This session covers tools for investigating intensity depending on a covariate.
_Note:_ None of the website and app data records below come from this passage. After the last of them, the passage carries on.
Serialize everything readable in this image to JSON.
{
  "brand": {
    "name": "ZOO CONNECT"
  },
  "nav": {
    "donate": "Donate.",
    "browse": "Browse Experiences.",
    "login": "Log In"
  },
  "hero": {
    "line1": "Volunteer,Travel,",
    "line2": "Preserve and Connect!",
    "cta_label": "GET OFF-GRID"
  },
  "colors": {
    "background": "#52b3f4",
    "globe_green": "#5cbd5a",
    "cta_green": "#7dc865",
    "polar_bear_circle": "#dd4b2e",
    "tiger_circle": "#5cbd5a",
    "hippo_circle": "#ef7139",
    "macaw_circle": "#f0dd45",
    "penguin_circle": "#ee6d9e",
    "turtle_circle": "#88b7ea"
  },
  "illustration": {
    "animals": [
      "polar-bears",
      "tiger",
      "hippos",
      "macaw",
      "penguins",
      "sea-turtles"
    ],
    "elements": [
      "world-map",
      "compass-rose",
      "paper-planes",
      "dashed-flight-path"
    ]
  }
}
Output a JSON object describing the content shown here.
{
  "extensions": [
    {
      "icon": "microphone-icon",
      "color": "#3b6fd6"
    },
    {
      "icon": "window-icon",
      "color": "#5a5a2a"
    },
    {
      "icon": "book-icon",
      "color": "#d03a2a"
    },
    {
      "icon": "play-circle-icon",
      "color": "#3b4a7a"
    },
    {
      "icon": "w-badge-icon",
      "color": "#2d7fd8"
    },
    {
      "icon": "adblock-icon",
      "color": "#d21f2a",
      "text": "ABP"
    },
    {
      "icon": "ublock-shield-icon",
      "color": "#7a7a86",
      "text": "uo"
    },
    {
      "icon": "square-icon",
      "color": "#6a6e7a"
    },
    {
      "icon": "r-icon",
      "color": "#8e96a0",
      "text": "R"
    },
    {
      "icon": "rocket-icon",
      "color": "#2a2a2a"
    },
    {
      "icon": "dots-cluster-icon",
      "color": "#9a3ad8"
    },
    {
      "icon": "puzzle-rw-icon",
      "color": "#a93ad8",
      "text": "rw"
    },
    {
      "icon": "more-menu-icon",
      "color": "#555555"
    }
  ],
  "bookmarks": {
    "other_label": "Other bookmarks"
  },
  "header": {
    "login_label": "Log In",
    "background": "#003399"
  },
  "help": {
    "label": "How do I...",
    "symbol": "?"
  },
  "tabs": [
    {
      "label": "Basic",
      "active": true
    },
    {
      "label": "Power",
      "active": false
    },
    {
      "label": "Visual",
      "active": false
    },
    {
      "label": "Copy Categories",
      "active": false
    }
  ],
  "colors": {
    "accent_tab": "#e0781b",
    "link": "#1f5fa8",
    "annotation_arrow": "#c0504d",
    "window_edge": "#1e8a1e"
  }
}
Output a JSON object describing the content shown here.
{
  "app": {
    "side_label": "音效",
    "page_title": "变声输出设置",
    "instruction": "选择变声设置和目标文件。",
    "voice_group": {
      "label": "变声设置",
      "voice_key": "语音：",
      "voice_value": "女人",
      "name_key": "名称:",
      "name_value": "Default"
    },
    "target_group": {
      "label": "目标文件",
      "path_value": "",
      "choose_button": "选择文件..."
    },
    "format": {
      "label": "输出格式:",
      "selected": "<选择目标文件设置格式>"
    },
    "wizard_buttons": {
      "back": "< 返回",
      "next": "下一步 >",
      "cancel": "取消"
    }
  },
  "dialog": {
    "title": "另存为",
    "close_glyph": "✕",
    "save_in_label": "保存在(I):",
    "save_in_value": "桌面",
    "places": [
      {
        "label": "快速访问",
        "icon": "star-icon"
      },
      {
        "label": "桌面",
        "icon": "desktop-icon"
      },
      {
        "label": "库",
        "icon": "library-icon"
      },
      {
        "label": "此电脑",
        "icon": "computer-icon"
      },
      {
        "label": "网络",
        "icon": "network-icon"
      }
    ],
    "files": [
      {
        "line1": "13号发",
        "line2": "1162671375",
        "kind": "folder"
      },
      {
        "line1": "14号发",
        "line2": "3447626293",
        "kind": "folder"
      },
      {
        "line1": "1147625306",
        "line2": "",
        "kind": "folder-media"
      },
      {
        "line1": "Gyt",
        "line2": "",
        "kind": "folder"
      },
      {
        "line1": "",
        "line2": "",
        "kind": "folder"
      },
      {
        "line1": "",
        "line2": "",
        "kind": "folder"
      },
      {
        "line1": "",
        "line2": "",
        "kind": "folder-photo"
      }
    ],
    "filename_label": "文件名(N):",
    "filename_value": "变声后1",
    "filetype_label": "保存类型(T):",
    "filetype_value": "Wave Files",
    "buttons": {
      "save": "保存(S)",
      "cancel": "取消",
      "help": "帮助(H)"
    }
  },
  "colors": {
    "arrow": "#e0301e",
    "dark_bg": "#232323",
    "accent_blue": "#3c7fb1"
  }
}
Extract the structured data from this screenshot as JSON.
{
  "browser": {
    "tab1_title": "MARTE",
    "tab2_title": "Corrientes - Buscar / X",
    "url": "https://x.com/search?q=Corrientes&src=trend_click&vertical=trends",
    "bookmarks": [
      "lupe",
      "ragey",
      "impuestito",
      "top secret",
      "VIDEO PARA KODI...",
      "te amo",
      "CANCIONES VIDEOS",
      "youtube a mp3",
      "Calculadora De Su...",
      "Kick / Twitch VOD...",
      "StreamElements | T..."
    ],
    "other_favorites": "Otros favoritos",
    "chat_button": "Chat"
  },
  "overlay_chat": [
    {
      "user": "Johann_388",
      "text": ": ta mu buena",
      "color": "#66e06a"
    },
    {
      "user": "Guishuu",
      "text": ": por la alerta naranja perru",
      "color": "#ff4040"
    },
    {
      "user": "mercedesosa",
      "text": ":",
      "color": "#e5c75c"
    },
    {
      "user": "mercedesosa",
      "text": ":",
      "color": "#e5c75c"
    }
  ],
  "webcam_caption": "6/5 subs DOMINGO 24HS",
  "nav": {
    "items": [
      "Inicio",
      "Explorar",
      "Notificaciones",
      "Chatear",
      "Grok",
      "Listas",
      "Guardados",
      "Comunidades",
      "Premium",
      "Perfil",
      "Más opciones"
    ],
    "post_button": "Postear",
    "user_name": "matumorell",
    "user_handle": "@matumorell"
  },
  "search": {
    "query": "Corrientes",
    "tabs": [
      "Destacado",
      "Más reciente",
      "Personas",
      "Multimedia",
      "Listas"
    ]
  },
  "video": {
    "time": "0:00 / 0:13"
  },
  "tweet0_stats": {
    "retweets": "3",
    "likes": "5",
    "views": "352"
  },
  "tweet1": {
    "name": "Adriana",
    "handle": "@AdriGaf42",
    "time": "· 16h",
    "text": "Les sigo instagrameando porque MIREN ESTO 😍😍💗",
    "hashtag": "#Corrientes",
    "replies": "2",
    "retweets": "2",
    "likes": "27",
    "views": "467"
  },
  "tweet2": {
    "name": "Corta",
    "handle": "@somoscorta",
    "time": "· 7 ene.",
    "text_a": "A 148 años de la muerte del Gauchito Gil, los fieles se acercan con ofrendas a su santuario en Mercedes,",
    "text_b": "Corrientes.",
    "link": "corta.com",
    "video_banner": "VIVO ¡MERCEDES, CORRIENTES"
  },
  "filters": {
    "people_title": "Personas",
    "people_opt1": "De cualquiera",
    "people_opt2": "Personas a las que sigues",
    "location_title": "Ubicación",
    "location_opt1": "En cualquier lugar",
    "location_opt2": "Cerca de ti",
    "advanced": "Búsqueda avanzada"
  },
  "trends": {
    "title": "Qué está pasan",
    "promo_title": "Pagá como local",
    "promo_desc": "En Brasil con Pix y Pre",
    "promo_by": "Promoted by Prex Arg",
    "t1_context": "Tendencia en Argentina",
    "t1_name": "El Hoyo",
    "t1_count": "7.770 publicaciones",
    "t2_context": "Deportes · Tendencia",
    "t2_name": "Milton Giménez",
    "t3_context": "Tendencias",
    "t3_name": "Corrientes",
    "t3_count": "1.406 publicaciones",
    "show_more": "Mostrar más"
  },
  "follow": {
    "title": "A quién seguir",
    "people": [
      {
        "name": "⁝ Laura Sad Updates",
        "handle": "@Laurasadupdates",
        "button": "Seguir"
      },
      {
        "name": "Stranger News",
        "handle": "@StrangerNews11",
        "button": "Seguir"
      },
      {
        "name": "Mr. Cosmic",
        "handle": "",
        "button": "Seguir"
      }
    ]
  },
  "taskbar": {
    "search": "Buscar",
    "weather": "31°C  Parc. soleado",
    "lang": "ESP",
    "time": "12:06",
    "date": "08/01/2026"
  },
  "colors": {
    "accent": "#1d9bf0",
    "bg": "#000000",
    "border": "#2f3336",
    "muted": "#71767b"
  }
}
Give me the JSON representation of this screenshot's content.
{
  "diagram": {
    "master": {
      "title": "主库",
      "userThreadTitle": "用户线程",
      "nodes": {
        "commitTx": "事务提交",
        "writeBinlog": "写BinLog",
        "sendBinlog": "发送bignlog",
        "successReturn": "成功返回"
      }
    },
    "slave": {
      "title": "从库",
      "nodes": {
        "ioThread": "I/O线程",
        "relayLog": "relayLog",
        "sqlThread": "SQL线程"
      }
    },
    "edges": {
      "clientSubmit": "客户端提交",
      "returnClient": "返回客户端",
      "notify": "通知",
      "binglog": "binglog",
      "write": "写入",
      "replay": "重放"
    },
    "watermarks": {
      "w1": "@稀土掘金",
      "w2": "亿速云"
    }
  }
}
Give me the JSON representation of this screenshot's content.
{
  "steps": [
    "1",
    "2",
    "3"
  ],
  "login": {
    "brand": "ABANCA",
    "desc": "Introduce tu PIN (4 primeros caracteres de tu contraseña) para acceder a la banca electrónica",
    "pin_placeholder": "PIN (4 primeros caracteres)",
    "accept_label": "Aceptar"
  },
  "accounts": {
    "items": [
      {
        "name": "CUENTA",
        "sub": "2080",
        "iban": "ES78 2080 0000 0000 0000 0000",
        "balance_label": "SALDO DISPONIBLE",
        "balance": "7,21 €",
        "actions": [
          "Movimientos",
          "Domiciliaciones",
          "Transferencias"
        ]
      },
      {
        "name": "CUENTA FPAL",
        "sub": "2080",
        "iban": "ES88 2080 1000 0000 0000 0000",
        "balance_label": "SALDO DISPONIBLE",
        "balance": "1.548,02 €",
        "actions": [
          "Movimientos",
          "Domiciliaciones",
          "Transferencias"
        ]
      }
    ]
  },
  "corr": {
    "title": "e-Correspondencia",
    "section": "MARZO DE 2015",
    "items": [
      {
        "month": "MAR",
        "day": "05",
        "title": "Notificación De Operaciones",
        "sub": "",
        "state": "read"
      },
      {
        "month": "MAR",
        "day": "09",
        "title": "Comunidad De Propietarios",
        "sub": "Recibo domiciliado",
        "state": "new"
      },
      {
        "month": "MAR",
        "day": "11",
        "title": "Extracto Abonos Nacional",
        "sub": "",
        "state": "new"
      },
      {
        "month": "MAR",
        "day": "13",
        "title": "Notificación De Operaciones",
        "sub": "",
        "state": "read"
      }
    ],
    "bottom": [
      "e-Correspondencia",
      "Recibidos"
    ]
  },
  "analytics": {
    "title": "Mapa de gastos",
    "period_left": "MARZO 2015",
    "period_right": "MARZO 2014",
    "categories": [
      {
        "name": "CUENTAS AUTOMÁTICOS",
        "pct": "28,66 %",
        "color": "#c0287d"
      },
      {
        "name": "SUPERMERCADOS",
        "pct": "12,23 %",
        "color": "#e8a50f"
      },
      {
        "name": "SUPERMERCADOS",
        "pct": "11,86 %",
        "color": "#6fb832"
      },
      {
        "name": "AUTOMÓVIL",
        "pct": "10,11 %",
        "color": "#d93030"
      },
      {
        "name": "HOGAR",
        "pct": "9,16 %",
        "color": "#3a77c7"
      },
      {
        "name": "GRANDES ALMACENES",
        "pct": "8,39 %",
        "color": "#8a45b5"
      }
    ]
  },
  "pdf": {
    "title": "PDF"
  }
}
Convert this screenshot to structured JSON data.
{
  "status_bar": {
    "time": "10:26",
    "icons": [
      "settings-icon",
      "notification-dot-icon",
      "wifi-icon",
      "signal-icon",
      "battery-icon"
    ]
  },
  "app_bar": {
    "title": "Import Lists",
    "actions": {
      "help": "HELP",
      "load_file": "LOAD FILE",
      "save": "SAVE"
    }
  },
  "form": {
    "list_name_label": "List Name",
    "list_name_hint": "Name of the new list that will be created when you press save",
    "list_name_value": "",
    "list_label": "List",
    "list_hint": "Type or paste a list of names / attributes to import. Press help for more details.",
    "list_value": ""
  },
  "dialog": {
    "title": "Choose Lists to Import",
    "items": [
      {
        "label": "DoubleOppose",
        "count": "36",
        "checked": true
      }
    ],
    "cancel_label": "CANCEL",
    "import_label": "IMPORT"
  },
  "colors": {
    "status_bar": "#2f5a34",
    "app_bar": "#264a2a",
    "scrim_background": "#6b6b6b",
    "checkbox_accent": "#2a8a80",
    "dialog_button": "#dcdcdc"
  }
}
The lecturer’s R script is available here (right click and save).
library(spatstat)
The bei
dataset gives the locations of trees in a survey area with additional covariate information in a list bei.extra
.
Assign the elevation covariate to a variable elev
by typing
elev <- bei.extra$elev
OK, lets do that:
elev <- bei.extra$elev
Plot the trees on top of an image of the elevation covariate.
plot(elev, main = "")
plot(bei, add = TRUE, cex = 0.3, pch = 16, cols = "white")
Cut the study region into 4 areas according to the value of the terrain elevation, and make a texture plot of the result.
Z <- cut(elev, 4, labels=c("Low", "Med-Low", "Med-High", "High"))
textureplot(Z, main = "")
Convert the image from above to a tesselation, count the number of points in each region using quadratcount
, and plot the quadrat counts.
Y <- tess(image = Z)
qc <- quadratcount(bei, tess = Y)
Estimate the intensity in each of the four regions.
intensity(qc)
## tile
## Low Med-Low Med-High High
## 0.002259007 0.006372523 0.008562862 0.005843516
Assume that the intensity of trees is a function λ(u)=ρ(e(u)) where e(u) is the terrain elevation at location u.
Compute a nonparametric estimate of the function ρ and plot it by
rh <- rhohat(bei, elev)
plot(rh)
Repeating the R code:
rh <- rhohat(bei, elev)
plot(rh)
Compute the predicted intensity based on this estimate of ρ.
prh <- predict(rh)
plot(prh, main = "")
plot(bei, add = TRUE, cols = "white", cex = .2, pch = 16)
Compute a non-parametric estimate by kernel smoothing and compare with the predicted intensity above.
The kernel density estimate of the points is computed and plotted with the following code:
dbei <- density(bei, sigma = bw.scott)
plot(dbei, main = "")
plot(bei, add = TRUE, cols = "white", cex = .2, pch = 16)
Which seems to be quite different form the predicted intentisty.
Bonus info: To plot the two intensity estimates next to each other you collect the estimates as a spatial object list (solist
) and plot the result (the estimates are called pred
and ker
below):
l <- solist(pred, ker)
plot(l, equal.ribbon = TRUE, main = "",
main.panel = c("rhohat prediction", "kernel smoothing"))
l <- solist(prh, dbei)
plot(l, equal.ribbon = TRUE, main = "",
main.panel = c("rhohat prediction", "kernel smoothing"))
Continuing with the dataset bei
conduct both Berman’s Z1 and Z2 tests for dependence on elev
, and plot the results.
The tests are done straightforwardly with berman.test
:
Z1 <- berman.test(bei, elev)
print(Z1)
##
## Berman Z1 test of CSR in two dimensions
##
## data: covariate 'elev' evaluated at points of 'bei'
## Z1 = -0.72924, p-value = 0.4659
## alternative hypothesis: two-sided
plot(Z1)
Z2 <- berman.test(bei, elev, which = "Z2")
print(Z2)
##
## Berman Z2 test of CSR in two dimensions
##
## data: covariate 'elev' evaluated at points of 'bei'
## and transformed to uniform distribution under CSR
## Z2 = 2.4515, p-value = 0.01423
## alternative hypothesis: two-sided
plot(Z2)